:: Information
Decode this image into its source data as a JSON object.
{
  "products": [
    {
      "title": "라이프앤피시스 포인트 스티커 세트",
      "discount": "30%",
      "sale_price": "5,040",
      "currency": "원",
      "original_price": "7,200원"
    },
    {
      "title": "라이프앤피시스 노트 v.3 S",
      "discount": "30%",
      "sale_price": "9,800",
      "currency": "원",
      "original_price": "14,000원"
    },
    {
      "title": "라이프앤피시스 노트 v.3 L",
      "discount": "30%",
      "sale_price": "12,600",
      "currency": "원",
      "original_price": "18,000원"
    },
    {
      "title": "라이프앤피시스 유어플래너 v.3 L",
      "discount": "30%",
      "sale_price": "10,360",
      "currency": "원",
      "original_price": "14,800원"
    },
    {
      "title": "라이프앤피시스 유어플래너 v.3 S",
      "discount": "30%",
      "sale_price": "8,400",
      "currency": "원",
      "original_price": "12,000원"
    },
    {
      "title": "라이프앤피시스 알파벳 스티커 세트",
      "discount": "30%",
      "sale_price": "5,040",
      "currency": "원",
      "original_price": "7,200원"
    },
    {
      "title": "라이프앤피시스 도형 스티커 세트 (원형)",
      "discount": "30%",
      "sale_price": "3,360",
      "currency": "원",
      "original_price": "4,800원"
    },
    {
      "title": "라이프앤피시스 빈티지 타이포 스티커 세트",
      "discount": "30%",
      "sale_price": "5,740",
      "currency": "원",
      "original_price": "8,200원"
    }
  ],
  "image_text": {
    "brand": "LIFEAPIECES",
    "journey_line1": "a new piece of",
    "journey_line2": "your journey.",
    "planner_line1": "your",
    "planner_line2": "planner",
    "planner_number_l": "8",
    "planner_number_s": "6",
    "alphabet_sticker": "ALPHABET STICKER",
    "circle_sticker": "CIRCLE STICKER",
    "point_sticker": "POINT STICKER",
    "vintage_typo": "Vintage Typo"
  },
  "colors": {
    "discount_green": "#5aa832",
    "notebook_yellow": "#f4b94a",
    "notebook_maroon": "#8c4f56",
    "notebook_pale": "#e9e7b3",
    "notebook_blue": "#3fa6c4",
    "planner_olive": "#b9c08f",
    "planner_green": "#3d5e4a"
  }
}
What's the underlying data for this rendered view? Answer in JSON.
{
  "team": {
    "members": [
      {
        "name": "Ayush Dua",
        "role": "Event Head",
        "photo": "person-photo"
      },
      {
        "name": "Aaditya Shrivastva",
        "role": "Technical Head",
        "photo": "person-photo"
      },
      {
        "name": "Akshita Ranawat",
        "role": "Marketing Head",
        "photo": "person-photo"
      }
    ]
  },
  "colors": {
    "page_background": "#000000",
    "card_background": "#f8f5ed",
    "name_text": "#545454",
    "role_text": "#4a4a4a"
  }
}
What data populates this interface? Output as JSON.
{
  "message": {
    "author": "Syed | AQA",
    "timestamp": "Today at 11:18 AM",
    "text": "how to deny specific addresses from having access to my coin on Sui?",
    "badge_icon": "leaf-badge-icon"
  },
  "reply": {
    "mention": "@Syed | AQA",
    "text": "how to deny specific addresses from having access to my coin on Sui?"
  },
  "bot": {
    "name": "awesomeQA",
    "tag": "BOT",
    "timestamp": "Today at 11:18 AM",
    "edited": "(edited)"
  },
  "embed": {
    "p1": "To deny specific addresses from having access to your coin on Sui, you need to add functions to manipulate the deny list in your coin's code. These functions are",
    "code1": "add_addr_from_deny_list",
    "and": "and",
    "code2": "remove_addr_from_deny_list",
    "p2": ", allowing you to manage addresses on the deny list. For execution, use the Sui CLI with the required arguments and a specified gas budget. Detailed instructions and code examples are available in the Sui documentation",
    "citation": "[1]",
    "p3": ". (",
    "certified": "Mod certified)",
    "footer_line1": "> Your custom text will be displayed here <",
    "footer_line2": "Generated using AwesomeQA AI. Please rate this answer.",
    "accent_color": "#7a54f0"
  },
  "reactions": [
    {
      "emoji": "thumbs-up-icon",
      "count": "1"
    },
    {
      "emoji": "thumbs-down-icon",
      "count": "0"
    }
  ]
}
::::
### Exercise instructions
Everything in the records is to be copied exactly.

### Task response
Decode this image into its source data as a JSON object.
{
  "products": [
    {
      "title": "라이프앤피시스 포인트 스티커 세트",
      "discount": "30%",
      "sale_price": "5,040",
      "currency": "원",
      "original_price": "7,200원"
    },
    {
      "title": "라이프앤피시스 노트 v.3 S",
      "discount": "30%",
      "sale_price": "9,800",
      "currency": "원",
      "original_price": "14,000원"
    },
    {
      "title": "라이프앤피시스 노트 v.3 L",
      "discount": "30%",
      "sale_price": "12,600",
      "currency": "원",
      "original_price": "18,000원"
    },
    {
      "title": "라이프앤피시스 유어플래너 v.3 L",
      "discount": "30%",
      "sale_price": "10,360",
      "currency": "원",
      "original_price": "14,800원"
    },
    {
      "title": "라이프앤피시스 유어플래너 v.3 S",
      "discount": "30%",
      "sale_price": "8,400",
      "currency": "원",
      "original_price": "12,000원"
    },
    {
      "title": "라이프앤피시스 알파벳 스티커 세트",
      "discount": "30%",
      "sale_price": "5,040",
      "currency": "원",
      "original_price": "7,200원"
    },
    {
      "title": "라이프앤피시스 도형 스티커 세트 (원형)",
      "discount": "30%",
      "sale_price": "3,360",
      "currency": "원",
      "original_price": "4,800원"
    },
    {
      "title": "라이프앤피시스 빈티지 타이포 스티커 세트",
      "discount": "30%",
      "sale_price": "5,740",
      "currency": "원",
      "original_price": "8,200원"
    }
  ],
  "image_text": {
    "brand": "LIFEAPIECES",
    "journey_line1": "a new piece of",
    "journey_line2": "your journey.",
    "planner_line1": "your",
    "planner_line2": "planner",
    "planner_number_l": "8",
    "planner_number_s": "6",
    "alphabet_sticker": "ALPHABET STICKER",
    "circle_sticker": "CIRCLE STICKER",
    "point_sticker": "POINT STICKER",
    "vintage_typo": "Vintage Typo"
  },
  "colors": {
    "discount_green": "#5aa832",
    "notebook_yellow": "#f4b94a",
    "notebook_maroon": "#8c4f56",
    "notebook_pale": "#e9e7b3",
    "notebook_blue": "#3fa6c4",
    "planner_olive": "#b9c08f",
    "planner_green": "#3d5e4a"
  }
}
What's the underlying data for this rendered view? Answer in JSON.
{
  "team": {
    "members": [
      {
        "name": "Ayush Dua",
        "role": "Event Head",
        "photo": "person-photo"
      },
      {
        "name": "Aaditya Shrivastva",
        "role": "Technical Head",
        "photo": "person-photo"
      },
      {
        "name": "Akshita Ranawat",
        "role": "Marketing Head",
        "photo": "person-photo"
      }
    ]
  },
  "colors": {
    "page_background": "#000000",
    "card_background": "#f8f5ed",
    "name_text": "#545454",
    "role_text": "#4a4a4a"
  }
}
What data populates this interface? Output as JSON.
{
  "message": {
    "author": "Syed | AQA",
    "timestamp": "Today at 11:18 AM",
    "text": "how to deny specific addresses from having access to my coin on Sui?",
    "badge_icon": "leaf-badge-icon"
  },
  "reply": {
    "mention": "@Syed | AQA",
    "text": "how to deny specific addresses from having access to my coin on Sui?"
  },
  "bot": {
    "name": "awesomeQA",
    "tag": "BOT",
    "timestamp": "Today at 11:18 AM",
    "edited": "(edited)"
  },
  "embed": {
    "p1": "To deny specific addresses from having access to your coin on Sui, you need to add functions to manipulate the deny list in your coin's code. These functions are",
    "code1": "add_addr_from_deny_list",
    "and": "and",
    "code2": "remove_addr_from_deny_list",
    "p2": ", allowing you to manage addresses on the deny list. For execution, use the Sui CLI with the required arguments and a specified gas budget. Detailed instructions and code examples are available in the Sui documentation",
    "citation": "[1]",
    "p3": ". (",
    "certified": "Mod certified)",
    "footer_line1": "> Your custom text will be displayed here <",
    "footer_line2": "Generated using AwesomeQA AI. Please rate this answer.",
    "accent_color": "#7a54f0"
  },
  "reactions": [
    {
      "emoji": "thumbs-up-icon",
      "count": "1"
    },
    {
      "emoji": "thumbs-down-icon",
      "count": "0"
    }
  ]
}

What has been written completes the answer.